While this technique worked well for hull remains and other site components with unique visual attributes, it proved insufficient for portions of the wreck that were buried beneath sediment or were relatively featureless. To combat this problem, the team placed photogrammetric ‘targets’ throughout areas of sterile seabed. Each target comprised a sheet of white Mylar about 10 centimetres square, printed with a unique geometric pattern. While photographically surveying buried parts of the site, team members swam overlapping transects along the site’s length, made sure to capture no less than two targets in each image, and ensured that at least one target overlapped between successive images. Taken together, the unique pattern on each target provided the photogrammetric processing software with a means of visual recognition that enabled it to combine multiple images into a single digital model. 

More than 10,000 photographs of RI 2394 were collected over the course of the 2018 field season, and the sheer volume of images has meant that generating a composite 3D model of the entire shipwreck has been painstakingly slow. To help combat this, and to test whether the survey was capturing useable imagery, the team created medium-resolution models of specific site features – such as cannons – while still in the field. The test models confirmed the efficacy of P3DR in the documentation of RI 2394 and other historic shipwrecks in Newport Harbor, and have formed the basis of a much higher-resolution model of the entire Kerry Site that is currently in development. 

Dr James Hunter and Kieran Hosty, with Irini Malliaros (Silentworld Foundation).

Further reading

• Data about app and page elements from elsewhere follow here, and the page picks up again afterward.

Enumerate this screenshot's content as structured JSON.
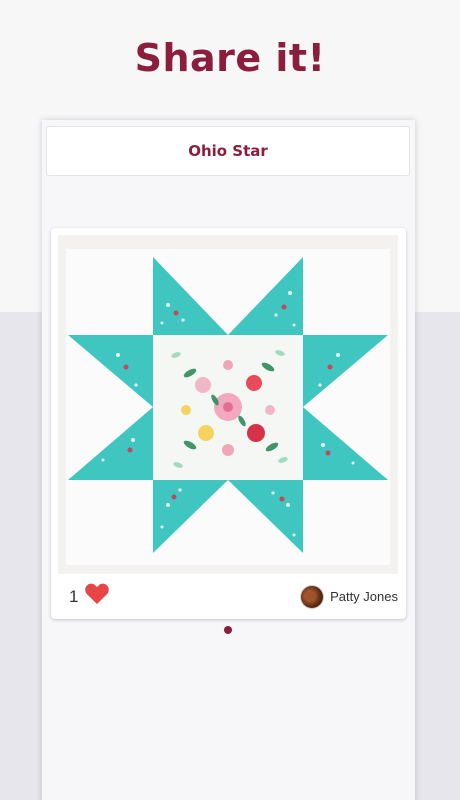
{
  "headline": "Share it!",
  "app": {
    "title": "Ohio Star"
  },
  "post": {
    "image_description": "quilt block photo",
    "like_count": "1",
    "author_name": "Patty Jones",
    "icons": {
      "like": "heart-icon",
      "avatar": "avatar"
    }
  },
  "colors": {
    "brand": "#8a1e3c",
    "heart": "#e94545",
    "quilt_teal": "#3fc6c1"
  }
}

  • Abbass, D K, 2001, ‘Newport and Captain Cook’s ships’. The Great Circle, Vol 23.1: 3–20.
  • Connell, M and Liddy, D, 1997, ‘Cook’s Endeavour bark: Did this vessel end its days in Newport, Rhode Island?’. The Great Circle, Vol 19.1: 40–49.
  • Erskine, N, 2017, ‘The Endeavour after James Cook: The forgotten years, 1771–1778’. The Great Circle, Vol 39.1: 55–88.
  • Knight, C, 1933, ‘HM Bark Endeavour’. The Mariner’s Mirror, Vol 19.3: 292–302.
  • Marquardt, K H, 1995, Captain Cook’s Endeavour: Anatomy of the Ship. Conway Maritime Press, London.
  • McGowan, A P, 1979, ‘Captain Cook’s ships’. The Mariner’s Mirror, Vol 65.2: 109–118.

James Hunter

Dr James Hunter is the inaugural Curator of RAN Maritime Archaeology at the Australian National Maritime Museum. He received his MA in historical archaeology from the University of West Florida, and holds a PhD in maritime archaeology from Flinders University, where he is an Associate Lecturer in the Department of Archaeology. James has worked in the field of maritime archaeology for nearly two decades, and during that time has participated in the investigation of shipwrecks and other archaeological sites ranging from prehistory to the modern era. He was a member of the archaeological team that investigated the American Civil War submarine H.L. Hunley, and a staff archaeologist with the U.S. Naval History and Heritage Command’s Underwater Archaeology Branch. He has been published widely and is also an accomplished archaeological illustrator whose work has been featured in a number of scholarly books and articles.